Now bear with us as our nerdy side shows through, one of the best features to the RC-F is its LFA inspired gauges. With a digital TFT display in the middle, it changes different demonstrations pending what drive you decide to choose. Scoot to the left, and that digital display assigns everything a sport car needs; G-Force Meter, Lap Times, and how inefficient your fuel consumption is. Naturally our RC-F features Lexus’ Navigation with Lexus Enform. While we find there system to be one of the best in the business next to Audi’s MMI, the new touch pad interface is not to our liking – it takes a lot of work to shuffle through the buttons and because its ultra-sensitive, we find ourselves constantly fighting with it and distracting.
With a large V8 nestled under its hood, the RC-F is no fuel sipper – EPA rates the RC-F 16/25/19 (city/highway/combined). During our week we couldn’t help but have a little fun which showed in its fuel consumption averaging of 14 mpg around town and 17 mpg on the highway. Drinking Premium Grade fuel like its Gatorade, the RC-F will barely take you 300 miles before it needs another dose of go juice.
Let’s face the cold hard facts, a face like this doesn’t come cheap – and hitting the 75-grand mark is going to be a little hard to explain to the wife. Starting at $62,400, the RC-F is $950 cheaper than the old IS-F Sedan; but if you want the pretty face, the pretty wheels, and all the gadgets… then prepare to spend a lot more. Our tester featured the 19” Hand Polished 20-spoke Forge Wheels ($1,500), Leather Trimmed Seats ($800), Navigation with Mark Levinson Sound System ($2,840), that Special Infrared paint ($595), Premium Package (Heated/Ventilated Seats, Blind Spot Monitoring, Triple Beam LED Headlights, and a few more gizmos ($4,400)), and a Moonroof ($1,100).
To go for the RC-F, you have to throw logic to the wind. The BMW M4 is lighter, faster, and probably more superior to drive. However, at the end of the day, it’s just another popped-up collar bro-mobile driven by someone who wears too much cologne. The Lexus RC-F is brash, outlandish, and perhaps a little idiotic – and that’s why we like it… and the fact it’s one hell of a ride.

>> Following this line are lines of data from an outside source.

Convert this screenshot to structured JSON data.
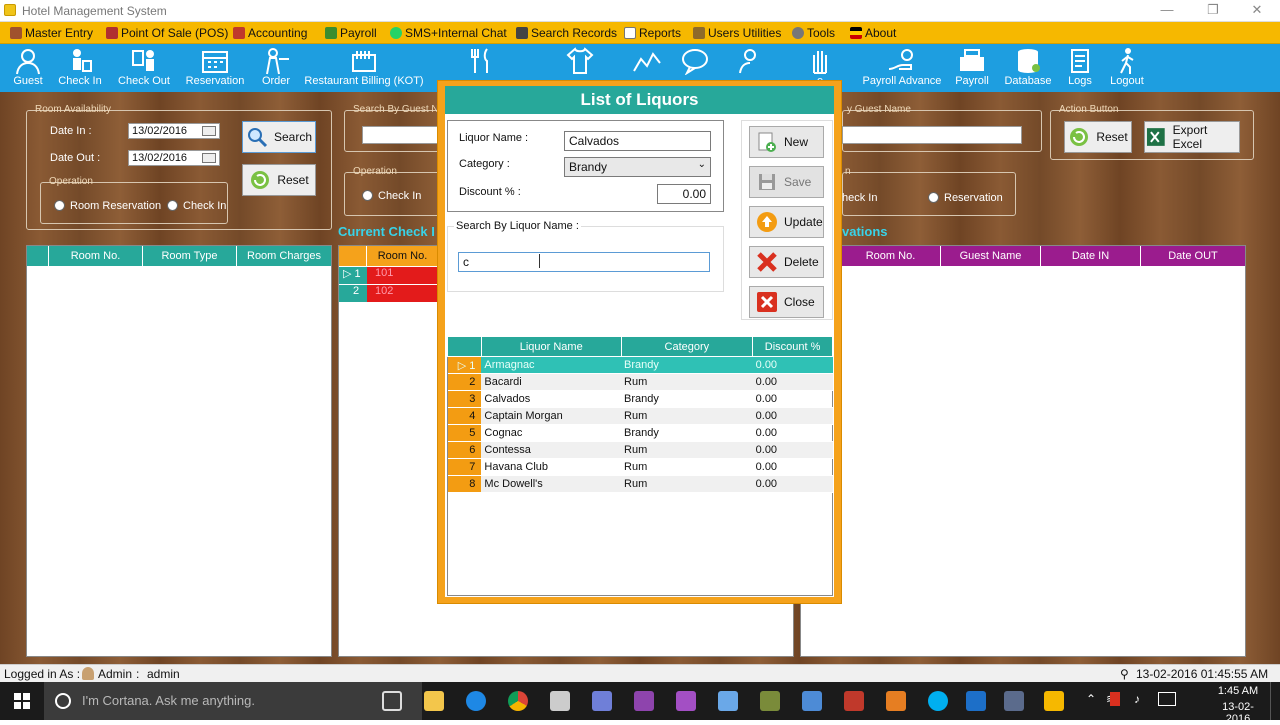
{
  "window": {
    "title": "Hotel Management System"
  },
  "menu": [
    {
      "label": "Master Entry",
      "icon": "book-icon"
    },
    {
      "label": "Point Of Sale (POS)",
      "icon": "pos-icon"
    },
    {
      "label": "Accounting",
      "icon": "ledger-icon"
    },
    {
      "label": "Payroll",
      "icon": "money-icon"
    },
    {
      "label": "SMS+Internal Chat",
      "icon": "whatsapp-icon"
    },
    {
      "label": "Search Records",
      "icon": "binoculars-icon"
    },
    {
      "label": "Reports",
      "icon": "report-icon"
    },
    {
      "label": "Users Utilities",
      "icon": "users-icon"
    },
    {
      "label": "Tools",
      "icon": "gear-icon"
    },
    {
      "label": "About",
      "icon": "flag-icon"
    }
  ],
  "toolbar": [
    {
      "label": "Guest"
    },
    {
      "label": "Check In"
    },
    {
      "label": "Check Out"
    },
    {
      "label": "Reservation"
    },
    {
      "label": "Order"
    },
    {
      "label": "Restaurant Billing (KOT)"
    },
    {
      "label": ""
    },
    {
      "label": ""
    },
    {
      "label": ""
    },
    {
      "label": ""
    },
    {
      "label": ""
    },
    {
      "label": "e"
    },
    {
      "label": "Payroll Advance"
    },
    {
      "label": "Payroll"
    },
    {
      "label": "Database"
    },
    {
      "label": "Logs"
    },
    {
      "label": "Logout"
    }
  ],
  "room_availability": {
    "group_label": "Room Availability",
    "date_in_label": "Date In :",
    "date_in": "13/02/2016",
    "date_out_label": "Date Out :",
    "date_out": "13/02/2016",
    "search_label": "Search",
    "reset_label": "Reset",
    "operation_label": "Operation",
    "radio_reservation": "Room Reservation",
    "radio_checkin": "Check In",
    "columns": [
      "Room No.",
      "Room Type",
      "Room Charges"
    ]
  },
  "middle": {
    "search_group": "Search By Guest N",
    "operation_label": "Operation",
    "radio_checkin": "Check In",
    "section_title": "Current Check I",
    "col_room": "Room No.",
    "rows": [
      {
        "n": "1",
        "v": "101"
      },
      {
        "n": "2",
        "v": "102"
      }
    ]
  },
  "right": {
    "search_group": "y Guest Name",
    "action_group": "Action Button",
    "reset_label": "Reset",
    "export_label": "Export Excel",
    "op_partial": "n",
    "radio_checkin": "heck In",
    "radio_reservation": "Reservation",
    "section_title": "vations",
    "columns": [
      "Room No.",
      "Guest Name",
      "Date IN",
      "Date OUT"
    ]
  },
  "dialog": {
    "title": "List of Liquors",
    "liquor_name_label": "Liquor Name :",
    "liquor_name_value": "Calvados",
    "category_label": "Category :",
    "category_value": "Brandy",
    "discount_label": "Discount % :",
    "discount_value": "0.00",
    "search_label": "Search By Liquor Name :",
    "search_value": "c",
    "buttons": {
      "new": "New",
      "save": "Save",
      "update": "Update",
      "delete": "Delete",
      "close": "Close"
    },
    "grid_columns": [
      "Liquor Name",
      "Category",
      "Discount %"
    ],
    "rows": [
      {
        "n": "1",
        "name": "Armagnac",
        "cat": "Brandy",
        "disc": "0.00"
      },
      {
        "n": "2",
        "name": "Bacardi",
        "cat": "Rum",
        "disc": "0.00"
      },
      {
        "n": "3",
        "name": "Calvados",
        "cat": "Brandy",
        "disc": "0.00"
      },
      {
        "n": "4",
        "name": "Captain Morgan",
        "cat": "Rum",
        "disc": "0.00"
      },
      {
        "n": "5",
        "name": "Cognac",
        "cat": "Brandy",
        "disc": "0.00"
      },
      {
        "n": "6",
        "name": "Contessa",
        "cat": "Rum",
        "disc": "0.00"
      },
      {
        "n": "7",
        "name": "Havana Club",
        "cat": "Rum",
        "disc": "0.00"
      },
      {
        "n": "8",
        "name": "Mc Dowell's",
        "cat": "Rum",
        "disc": "0.00"
      }
    ]
  },
  "status": {
    "logged_in_label": "Logged in As :",
    "user": "Admin",
    "sep": ":",
    "username": "admin",
    "datetime": "13-02-2016 01:45:55 AM"
  },
  "taskbar": {
    "cortana": "I'm Cortana. Ask me anything.",
    "time": "1:45 AM",
    "date": "13-02-2016"
  },
  "colors": {
    "menu": "#f6b800",
    "toolbar": "#1e9ee0",
    "teal": "#27a89a",
    "orange": "#f5a21b",
    "purple": "#9b1c8e"
  }
}
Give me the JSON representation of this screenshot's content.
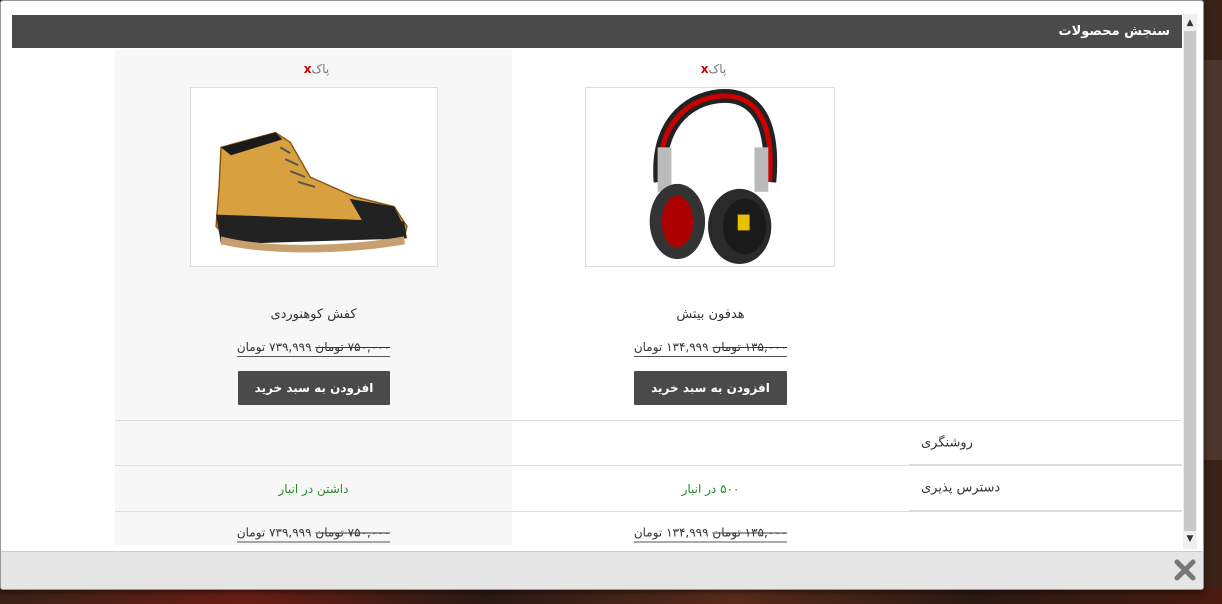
{
  "modal": {
    "title": "سنجش محصولات"
  },
  "products": [
    {
      "remove_label": "پاک",
      "remove_x": "x",
      "image": "hiking-boot",
      "name": "کفش کوهنوردی",
      "old_price": "۷۵۰,۰۰۰ تومان",
      "new_price": "۷۳۹,۹۹۹ تومان",
      "cart_label": "افزودن به سبد خرید"
    },
    {
      "remove_label": "پاک",
      "remove_x": "x",
      "image": "headphones",
      "name": "هدفون بیتش",
      "old_price": "۱۳۵,۰۰۰ تومان",
      "new_price": "۱۳۴,۹۹۹ تومان",
      "cart_label": "افزودن به سبد خرید"
    }
  ],
  "rows": [
    {
      "label": "روشنگری",
      "values": [
        "",
        ""
      ]
    },
    {
      "label": "دسترس پذیری",
      "values": [
        "داشتن در انبار",
        "۵۰۰ در انبار"
      ]
    },
    {
      "label": "",
      "values": [
        "price",
        "price"
      ]
    }
  ],
  "colors": {
    "header_bg": "#4a4a4a",
    "button_bg": "#4a4a4a",
    "stock_green": "#2a8a2a",
    "remove_red": "#cc0000"
  },
  "icons": {
    "close": "close-icon",
    "scroll_up": "chevron-up-icon",
    "scroll_down": "chevron-down-icon"
  }
}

I would like to extend a special thanks to local Automotive Blogger Tyson Hugie and friends with Drive to Five for the epic road adventure around Northeastern Arizona. Visit his blog at drivetofive.wordpress.com to find out more on our voyage and other hidden treasures around Arizona.
|Price (As Tested):|
|2015 Lexus RC-F:||$62,400|
|Special Infrared Paint:||$595|
|Leather Trimmed Seats:||$800|
|19″ Hand Polished 20-Spoke Forged Alloy Wheels:||$1,500|
|Navigation with Lexus Enform & Mark Levinson Premium Audio:||$2,840|
Haha, I don’t know what my favorite part in here is: the mention of botched plastic surgery, or the fact that I started questioning if I’m “that guy” who wears too much cologne. Awesome write-up on an extremely badass car!
I do like that line, though I do have quite a few one liners in here that I like, haha. As long as you don’t drive a BMW or an Audi, I don’t think you have to worry about wearing too much cologne. ;-P